■ EXERCISE DIRECTIONS ■
Pictures should be omitted from your copy. Everything else in the entries below must be restated word for word.

■ GIVEN INFORMATION ■
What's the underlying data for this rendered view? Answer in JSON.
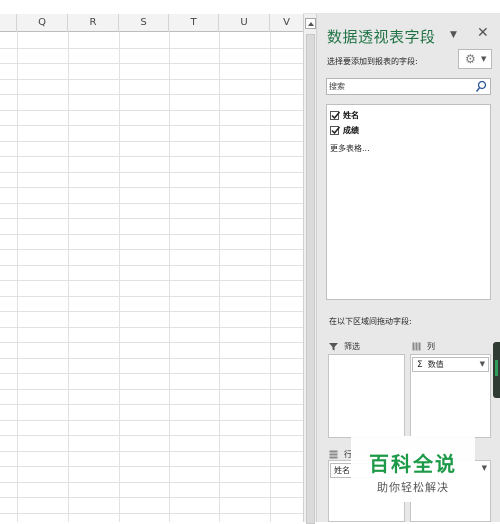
{
  "grid": {
    "columns": [
      "Q",
      "R",
      "S",
      "T",
      "U",
      "V"
    ]
  },
  "pivot_pane": {
    "title": "数据透视表字段",
    "choose_fields_label": "选择要添加到报表的字段:",
    "search": {
      "placeholder": "搜索",
      "icon": "search-icon"
    },
    "fields": [
      {
        "label": "姓名",
        "checked": true
      },
      {
        "label": "成绩",
        "checked": true
      }
    ],
    "more_tables": "更多表格...",
    "drag_label": "在以下区域间拖动字段:",
    "areas": {
      "filters": {
        "label": "筛选",
        "icon": "filter-icon"
      },
      "columns": {
        "label": "列",
        "icon": "columns-icon",
        "items": [
          {
            "label": "数值",
            "icon": "sigma-icon"
          }
        ]
      },
      "rows": {
        "label": "行",
        "icon": "rows-icon",
        "items": [
          {
            "label": "姓名"
          }
        ]
      },
      "values": {
        "items": []
      }
    }
  },
  "watermark": {
    "title": "百科全说",
    "subtitle": "助你轻松解决"
  },
  "colors": {
    "accent": "#217346",
    "watermark": "#1c9a48"
  }
}
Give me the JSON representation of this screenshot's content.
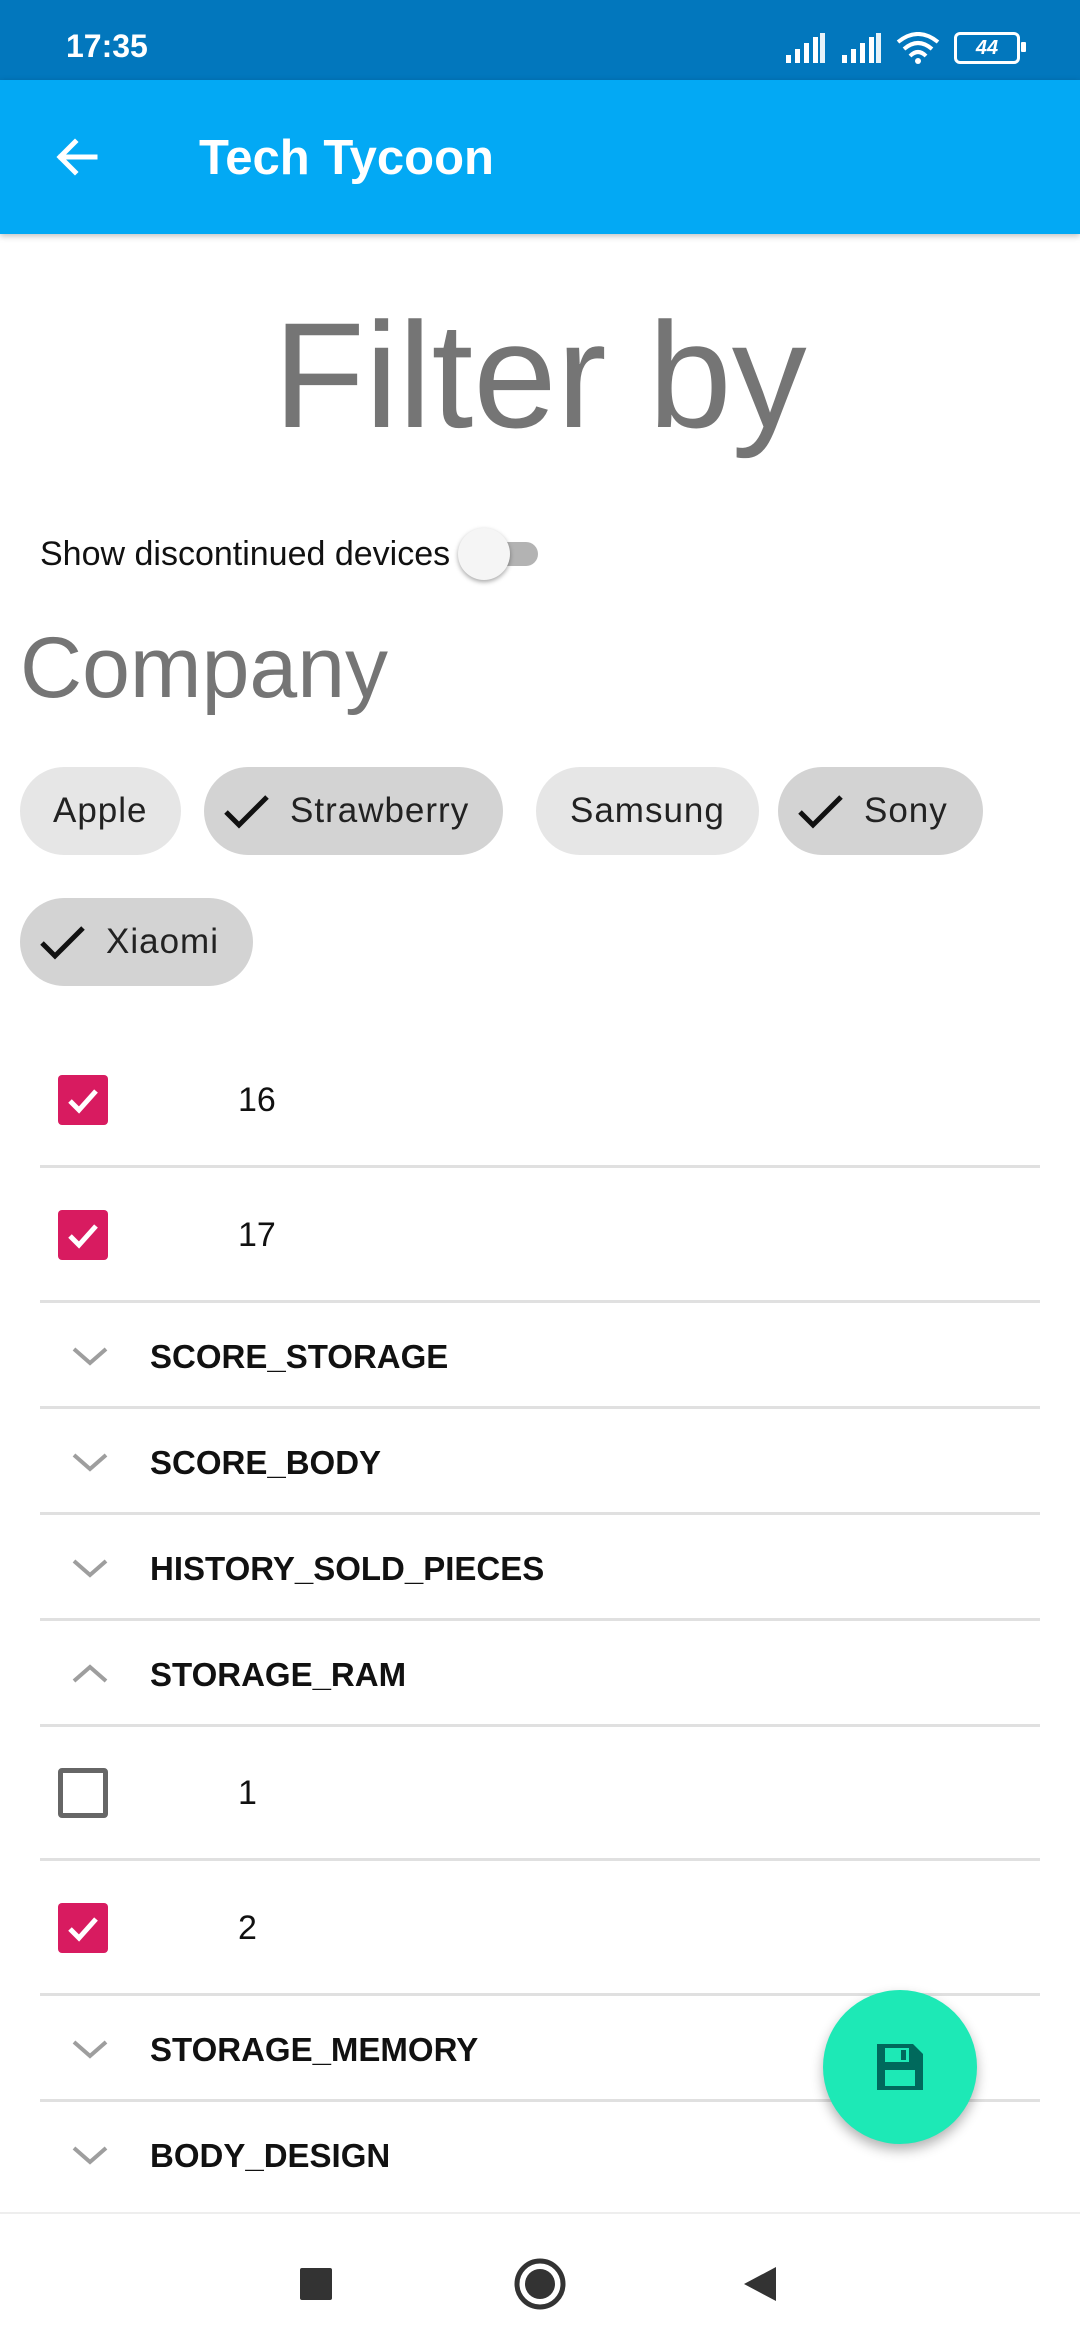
{
  "status_bar": {
    "time": "17:35",
    "battery": "44"
  },
  "app_bar": {
    "title": "Tech Tycoon"
  },
  "filter": {
    "title": "Filter by",
    "show_discontinued_label": "Show discontinued devices",
    "show_discontinued_on": false
  },
  "company": {
    "heading": "Company",
    "chips": [
      {
        "label": "Apple",
        "selected": false
      },
      {
        "label": "Strawberry",
        "selected": true
      },
      {
        "label": "Samsung",
        "selected": false
      },
      {
        "label": "Sony",
        "selected": true
      },
      {
        "label": "Xiaomi",
        "selected": true
      }
    ]
  },
  "list": {
    "options_top": [
      {
        "label": "16",
        "checked": true
      },
      {
        "label": "17",
        "checked": true
      }
    ],
    "sections": [
      {
        "label": "SCORE_STORAGE",
        "expanded": false
      },
      {
        "label": "SCORE_BODY",
        "expanded": false
      },
      {
        "label": "HISTORY_SOLD_PIECES",
        "expanded": false
      },
      {
        "label": "STORAGE_RAM",
        "expanded": true
      },
      {
        "label": "STORAGE_MEMORY",
        "expanded": false
      },
      {
        "label": "BODY_DESIGN",
        "expanded": false
      }
    ],
    "storage_ram_options": [
      {
        "label": "1",
        "checked": false
      },
      {
        "label": "2",
        "checked": true
      }
    ]
  },
  "fab": {
    "icon": "save-icon"
  },
  "colors": {
    "app_bar": "#03a9f4",
    "status_bar": "#0277bd",
    "checkbox_checked": "#d81b60",
    "fab": "#1de9b6"
  }
}
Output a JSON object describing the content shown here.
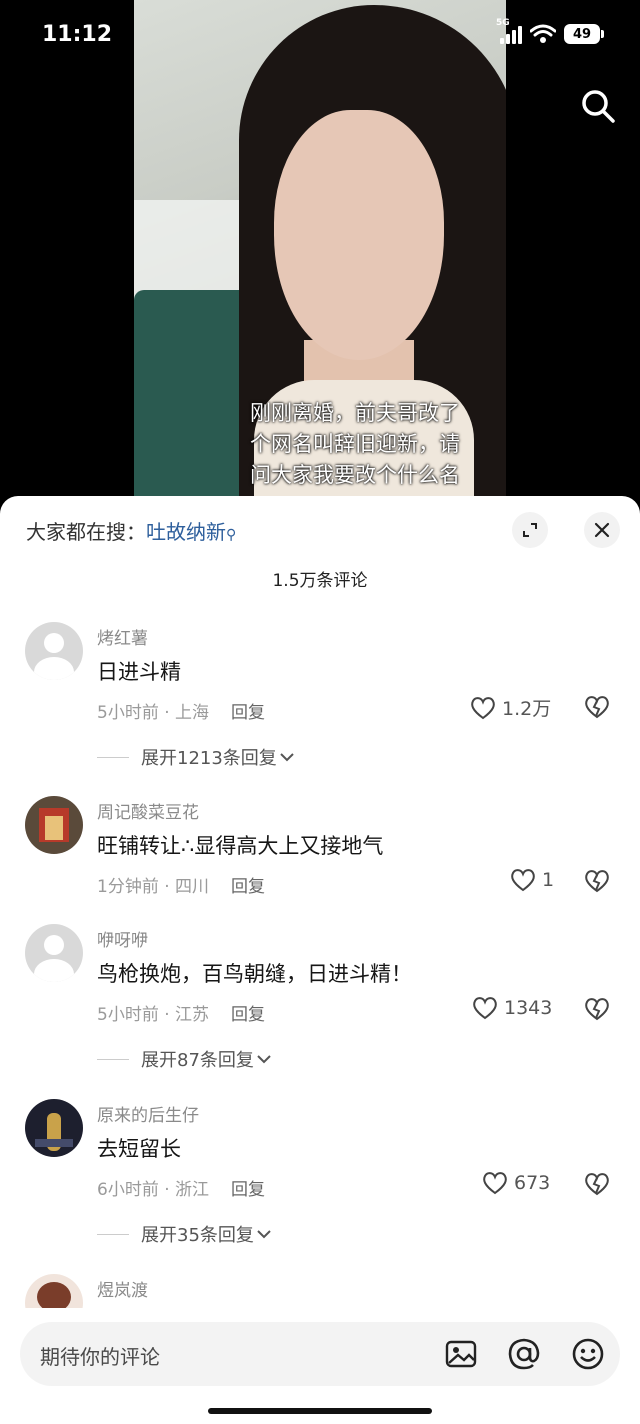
{
  "status": {
    "time": "11:12",
    "network": "5G",
    "battery": "49"
  },
  "video": {
    "caption_lines": [
      "刚刚离婚，前夫哥改了",
      "个网名叫辞旧迎新，请",
      "问大家我要改个什么名"
    ]
  },
  "sheet": {
    "search_prefix": "大家都在搜：",
    "search_term": "吐故纳新",
    "count_label": "1.5万条评论"
  },
  "comments": [
    {
      "username": "烤红薯",
      "content": "日进斗精",
      "time": "5小时前",
      "location": "上海",
      "reply": "回复",
      "likes": "1.2万",
      "expand": "展开1213条回复"
    },
    {
      "username": "周记酸菜豆花",
      "content": "旺铺转让∴显得高大上又接地气",
      "time": "1分钟前",
      "location": "四川",
      "reply": "回复",
      "likes": "1"
    },
    {
      "username": "咿呀咿",
      "content": "鸟枪换炮，百鸟朝缝，日进斗精！",
      "time": "5小时前",
      "location": "江苏",
      "reply": "回复",
      "likes": "1343",
      "expand": "展开87条回复"
    },
    {
      "username": "原来的后生仔",
      "content": "去短留长",
      "time": "6小时前",
      "location": "浙江",
      "reply": "回复",
      "likes": "673",
      "expand": "展开35条回复"
    },
    {
      "username": "煜岚渡"
    }
  ],
  "input": {
    "placeholder": "期待你的评论"
  },
  "colors": {
    "link_blue": "#2e5f9c",
    "sheet_bg": "#ffffff"
  },
  "icons": [
    "search-icon",
    "expand-icon",
    "close-icon",
    "heart-icon",
    "dislike-icon",
    "image-icon",
    "at-icon",
    "emoji-icon"
  ]
}
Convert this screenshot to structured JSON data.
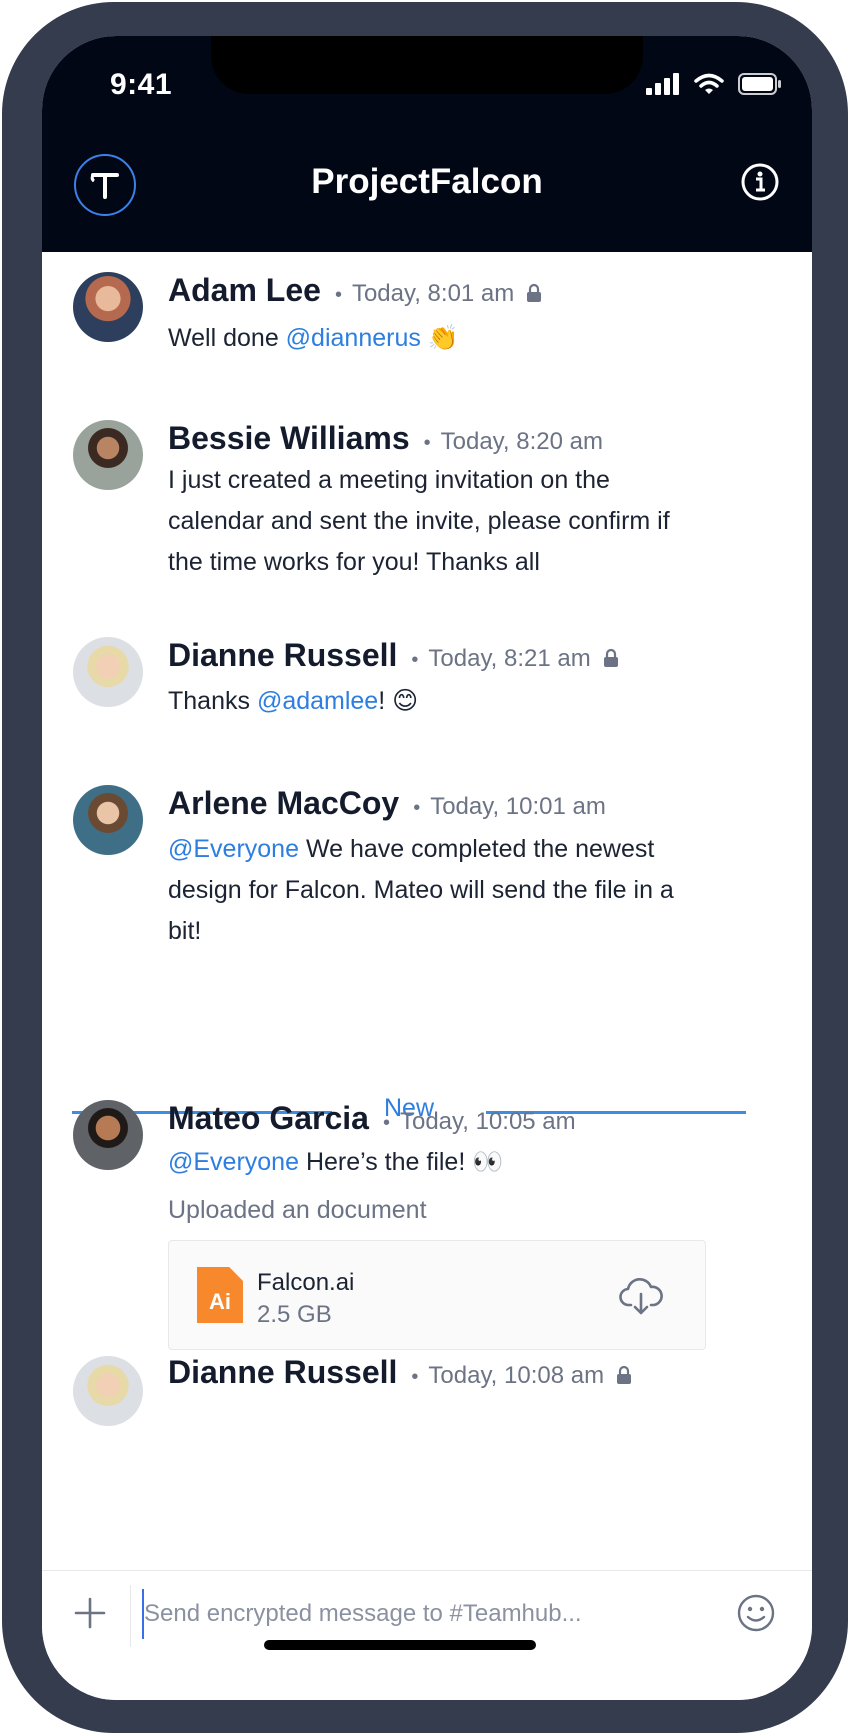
{
  "status_bar": {
    "time": "9:41"
  },
  "header": {
    "title": "ProjectFalcon",
    "logo_letter": "T"
  },
  "messages": [
    {
      "name": "Adam Lee",
      "timestamp": "Today, 8:01 am",
      "locked": true
    },
    {
      "name": "Bessie Williams",
      "timestamp": "Today, 8:20 am",
      "locked": false,
      "text": "I just created a meeting invitation on the calendar and sent the invite, please confirm if the time works for you! Thanks all"
    },
    {
      "name": "Dianne Russell",
      "timestamp": "Today, 8:21 am",
      "locked": true
    },
    {
      "name": "Arlene MacCoy",
      "timestamp": "Today, 10:01 am",
      "locked": false
    },
    {
      "name": "Mateo Garcia",
      "timestamp": "Today, 10:05 am",
      "locked": false,
      "upload_label": "Uploaded an document",
      "file": {
        "name": "Falcon.ai",
        "size": "2.5 GB",
        "type_badge": "Ai"
      }
    },
    {
      "name": "Dianne Russell",
      "timestamp": "Today, 10:08 am",
      "locked": true
    }
  ],
  "msg_parts": {
    "m0_a": "Well done ",
    "m0_mention": "@diannerus",
    "m0_emoji": "👏",
    "m2_a": "Thanks ",
    "m2_mention": "@adamlee",
    "m2_b": "! ",
    "m2_emoji": "😊",
    "m3_mention": "@Everyone",
    "m3_b": " We have completed the newest design for Falcon. Mateo will send the file in a bit!",
    "m4_mention": "@Everyone",
    "m4_b": " Here’s the file! ",
    "m4_emoji": "👀"
  },
  "divider_label": "New",
  "composer": {
    "placeholder": "Send encrypted message to #Teamhub..."
  },
  "icons": {
    "header_left": "logo-icon",
    "header_right": "info-icon",
    "lock": "lock-icon",
    "download": "cloud-download-icon",
    "add": "plus-icon",
    "emoji": "smiley-icon"
  },
  "colors": {
    "mention": "#2d7ee0",
    "header_bg": "#020716",
    "ai_badge": "#f7892c",
    "divider": "#3d8de0"
  }
}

■ RESPONSE AREA ■
What's the underlying data for this rendered view? Answer in JSON.
{
  "grid": {
    "columns": [
      "Q",
      "R",
      "S",
      "T",
      "U",
      "V"
    ]
  },
  "pivot_pane": {
    "title": "数据透视表字段",
    "choose_fields_label": "选择要添加到报表的字段:",
    "search": {
      "placeholder": "搜索",
      "icon": "search-icon"
    },
    "fields": [
      {
        "label": "姓名",
        "checked": true
      },
      {
        "label": "成绩",
        "checked": true
      }
    ],
    "more_tables": "更多表格...",
    "drag_label": "在以下区域间拖动字段:",
    "areas": {
      "filters": {
        "label": "筛选",
        "icon": "filter-icon"
      },
      "columns": {
        "label": "列",
        "icon": "columns-icon",
        "items": [
          {
            "label": "数值",
            "icon": "sigma-icon"
          }
        ]
      },
      "rows": {
        "label": "行",
        "icon": "rows-icon",
        "items": [
          {
            "label": "姓名"
          }
        ]
      },
      "values": {
        "items": []
      }
    }
  },
  "watermark": {
    "title": "百科全说",
    "subtitle": "助你轻松解决"
  },
  "colors": {
    "accent": "#217346",
    "watermark": "#1c9a48"
  }
}
Give me the JSON representation of this screenshot's content.
{
  "status_bar": {
    "time": "17:35",
    "battery": "44"
  },
  "app_bar": {
    "title": "Tech Tycoon"
  },
  "filter": {
    "title": "Filter by",
    "show_discontinued_label": "Show discontinued devices",
    "show_discontinued_on": false
  },
  "company": {
    "heading": "Company",
    "chips": [
      {
        "label": "Apple",
        "selected": false
      },
      {
        "label": "Strawberry",
        "selected": true
      },
      {
        "label": "Samsung",
        "selected": false
      },
      {
        "label": "Sony",
        "selected": true
      },
      {
        "label": "Xiaomi",
        "selected": true
      }
    ]
  },
  "list": {
    "options_top": [
      {
        "label": "16",
        "checked": true
      },
      {
        "label": "17",
        "checked": true
      }
    ],
    "sections": [
      {
        "label": "SCORE_STORAGE",
        "expanded": false
      },
      {
        "label": "SCORE_BODY",
        "expanded": false
      },
      {
        "label": "HISTORY_SOLD_PIECES",
        "expanded": false
      },
      {
        "label": "STORAGE_RAM",
        "expanded": true
      },
      {
        "label": "STORAGE_MEMORY",
        "expanded": false
      },
      {
        "label": "BODY_DESIGN",
        "expanded": false
      }
    ],
    "storage_ram_options": [
      {
        "label": "1",
        "checked": false
      },
      {
        "label": "2",
        "checked": true
      }
    ]
  },
  "fab": {
    "icon": "save-icon"
  },
  "colors": {
    "app_bar": "#03a9f4",
    "status_bar": "#0277bd",
    "checkbox_checked": "#d81b60",
    "fab": "#1de9b6"
  }
}
Output a JSON object describing the content shown here.
{
  "status": {
    "time": "11:12",
    "network": "5G",
    "battery": "49"
  },
  "video": {
    "caption_lines": [
      "刚刚离婚，前夫哥改了",
      "个网名叫辞旧迎新，请",
      "问大家我要改个什么名"
    ]
  },
  "sheet": {
    "search_prefix": "大家都在搜：",
    "search_term": "吐故纳新",
    "count_label": "1.5万条评论"
  },
  "comments": [
    {
      "username": "烤红薯",
      "content": "日进斗精",
      "time": "5小时前",
      "location": "上海",
      "reply": "回复",
      "likes": "1.2万",
      "expand": "展开1213条回复"
    },
    {
      "username": "周记酸菜豆花",
      "content": "旺铺转让∴显得高大上又接地气",
      "time": "1分钟前",
      "location": "四川",
      "reply": "回复",
      "likes": "1"
    },
    {
      "username": "咿呀咿",
      "content": "鸟枪换炮，百鸟朝缝，日进斗精！",
      "time": "5小时前",
      "location": "江苏",
      "reply": "回复",
      "likes": "1343",
      "expand": "展开87条回复"
    },
    {
      "username": "原来的后生仔",
      "content": "去短留长",
      "time": "6小时前",
      "location": "浙江",
      "reply": "回复",
      "likes": "673",
      "expand": "展开35条回复"
    },
    {
      "username": "煜岚渡"
    }
  ],
  "input": {
    "placeholder": "期待你的评论"
  },
  "colors": {
    "link_blue": "#2e5f9c",
    "sheet_bg": "#ffffff"
  },
  "icons": [
    "search-icon",
    "expand-icon",
    "close-icon",
    "heart-icon",
    "dislike-icon",
    "image-icon",
    "at-icon",
    "emoji-icon"
  ]
}
Convert this screenshot to structured JSON data.
{
  "status_bar": {
    "time": "9:41"
  },
  "header": {
    "title": "ProjectFalcon",
    "logo_letter": "T"
  },
  "messages": [
    {
      "name": "Adam Lee",
      "timestamp": "Today, 8:01 am",
      "locked": true
    },
    {
      "name": "Bessie Williams",
      "timestamp": "Today, 8:20 am",
      "locked": false,
      "text": "I just created a meeting invitation on the calendar and sent the invite, please confirm if the time works for you! Thanks all"
    },
    {
      "name": "Dianne Russell",
      "timestamp": "Today, 8:21 am",
      "locked": true
    },
    {
      "name": "Arlene MacCoy",
      "timestamp": "Today, 10:01 am",
      "locked": false
    },
    {
      "name": "Mateo Garcia",
      "timestamp": "Today, 10:05 am",
      "locked": false,
      "upload_label": "Uploaded an document",
      "file": {
        "name": "Falcon.ai",
        "size": "2.5 GB",
        "type_badge": "Ai"
      }
    },
    {
      "name": "Dianne Russell",
      "timestamp": "Today, 10:08 am",
      "locked": true
    }
  ],
  "msg_parts": {
    "m0_a": "Well done ",
    "m0_mention": "@diannerus",
    "m0_emoji": "👏",
    "m2_a": "Thanks ",
    "m2_mention": "@adamlee",
    "m2_b": "! ",
    "m2_emoji": "😊",
    "m3_mention": "@Everyone",
    "m3_b": " We have completed the newest design for Falcon. Mateo will send the file in a bit!",
    "m4_mention": "@Everyone",
    "m4_b": " Here’s the file! ",
    "m4_emoji": "👀"
  },
  "divider_label": "New",
  "composer": {
    "placeholder": "Send encrypted message to #Teamhub..."
  },
  "icons": {
    "header_left": "logo-icon",
    "header_right": "info-icon",
    "lock": "lock-icon",
    "download": "cloud-download-icon",
    "add": "plus-icon",
    "emoji": "smiley-icon"
  },
  "colors": {
    "mention": "#2d7ee0",
    "header_bg": "#020716",
    "ai_badge": "#f7892c",
    "divider": "#3d8de0"
  }
}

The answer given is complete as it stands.